. PeteW

Umair Haque's latest post in the Harvard Business Review gives us some things to think about--especially for Local Marketplace. Could MP/LMP help enable the roots of the real recovery to grow and flourish?

Read the article and let me know what you think:


types of digital user cultures (UK study)

. PeteW

billed as the first digital anthropology report (really?) examining types of digital user cultures--UK study: http://bit.ly/dirFA1

The 8 Signs of Executive Commitment to Customer Experience

. PeteW

Are you an executive leading customer experience initiatives for your company?

You may want to check out Forrester's e-book (free download) on the 8 signs of executive commitment to customer experience. http://bit.ly/47LRgp

Includes a self-test that can facilitate discussions. What’s your exec team’s score on the 8 signs?

Games, learning, and behavior change--

. PeteW

Over the years, there's been many attempts at using video games for learning and behavioral change. Jay Parkinson (of Hello Health) found this example from the 70's for "Tooth Protectors", sponsored by Johnson & Johnson for Atari 2600.
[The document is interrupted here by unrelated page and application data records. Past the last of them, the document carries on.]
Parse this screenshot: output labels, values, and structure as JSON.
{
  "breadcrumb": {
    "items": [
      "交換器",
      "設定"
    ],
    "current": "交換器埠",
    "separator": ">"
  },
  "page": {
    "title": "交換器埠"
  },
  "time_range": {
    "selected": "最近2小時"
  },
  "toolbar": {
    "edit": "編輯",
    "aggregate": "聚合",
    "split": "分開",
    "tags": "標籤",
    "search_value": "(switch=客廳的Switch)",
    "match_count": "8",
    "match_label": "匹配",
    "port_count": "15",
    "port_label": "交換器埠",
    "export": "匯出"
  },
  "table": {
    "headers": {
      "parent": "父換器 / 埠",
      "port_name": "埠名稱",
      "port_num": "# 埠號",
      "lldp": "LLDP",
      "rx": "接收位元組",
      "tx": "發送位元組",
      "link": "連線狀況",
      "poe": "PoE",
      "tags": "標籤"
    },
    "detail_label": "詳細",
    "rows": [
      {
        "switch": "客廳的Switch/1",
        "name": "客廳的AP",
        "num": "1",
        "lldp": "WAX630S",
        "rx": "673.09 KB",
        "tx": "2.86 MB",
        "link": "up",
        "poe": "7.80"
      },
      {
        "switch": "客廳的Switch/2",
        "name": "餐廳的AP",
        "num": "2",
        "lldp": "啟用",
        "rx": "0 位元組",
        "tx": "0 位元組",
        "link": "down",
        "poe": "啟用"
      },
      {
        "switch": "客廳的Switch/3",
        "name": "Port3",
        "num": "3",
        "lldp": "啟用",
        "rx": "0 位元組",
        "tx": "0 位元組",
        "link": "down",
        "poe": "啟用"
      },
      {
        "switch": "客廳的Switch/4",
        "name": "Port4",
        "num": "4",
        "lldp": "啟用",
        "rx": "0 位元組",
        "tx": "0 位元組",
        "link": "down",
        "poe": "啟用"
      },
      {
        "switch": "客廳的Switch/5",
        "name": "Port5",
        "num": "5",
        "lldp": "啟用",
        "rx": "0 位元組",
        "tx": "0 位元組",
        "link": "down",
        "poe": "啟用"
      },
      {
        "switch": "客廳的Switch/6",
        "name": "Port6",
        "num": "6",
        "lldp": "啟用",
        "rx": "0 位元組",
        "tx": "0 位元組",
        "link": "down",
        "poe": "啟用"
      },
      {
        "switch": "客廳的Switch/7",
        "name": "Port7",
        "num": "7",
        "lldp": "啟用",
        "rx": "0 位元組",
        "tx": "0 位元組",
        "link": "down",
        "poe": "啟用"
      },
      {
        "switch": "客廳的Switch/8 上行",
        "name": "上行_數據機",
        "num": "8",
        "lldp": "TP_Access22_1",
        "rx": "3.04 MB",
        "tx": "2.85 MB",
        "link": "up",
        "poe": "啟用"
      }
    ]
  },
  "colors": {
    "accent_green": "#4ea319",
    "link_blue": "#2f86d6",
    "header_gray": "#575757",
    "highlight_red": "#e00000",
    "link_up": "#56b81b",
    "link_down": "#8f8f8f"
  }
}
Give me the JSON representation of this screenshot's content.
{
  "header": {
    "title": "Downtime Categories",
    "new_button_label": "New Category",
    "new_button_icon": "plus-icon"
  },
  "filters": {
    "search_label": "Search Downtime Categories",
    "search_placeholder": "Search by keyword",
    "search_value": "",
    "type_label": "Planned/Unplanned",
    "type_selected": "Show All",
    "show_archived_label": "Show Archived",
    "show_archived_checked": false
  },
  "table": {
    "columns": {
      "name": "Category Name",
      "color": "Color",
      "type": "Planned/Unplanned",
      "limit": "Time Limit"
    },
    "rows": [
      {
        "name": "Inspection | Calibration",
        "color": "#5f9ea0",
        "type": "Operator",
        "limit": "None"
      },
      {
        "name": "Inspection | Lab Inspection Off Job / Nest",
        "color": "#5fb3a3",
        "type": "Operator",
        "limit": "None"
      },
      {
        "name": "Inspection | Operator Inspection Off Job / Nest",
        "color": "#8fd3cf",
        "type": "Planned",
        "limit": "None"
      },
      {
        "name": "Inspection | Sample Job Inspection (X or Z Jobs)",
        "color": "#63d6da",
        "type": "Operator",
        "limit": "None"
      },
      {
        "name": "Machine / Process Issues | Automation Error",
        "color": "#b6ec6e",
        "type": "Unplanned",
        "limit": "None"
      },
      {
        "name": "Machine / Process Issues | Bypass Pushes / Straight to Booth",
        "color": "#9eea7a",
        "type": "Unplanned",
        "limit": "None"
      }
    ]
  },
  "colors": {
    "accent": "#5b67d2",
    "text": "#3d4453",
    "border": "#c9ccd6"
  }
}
What do you think? After 30 years, why hasn't anyone been able to make things like protecting teeth or treating diabetes cool? ...or have they? What do you think?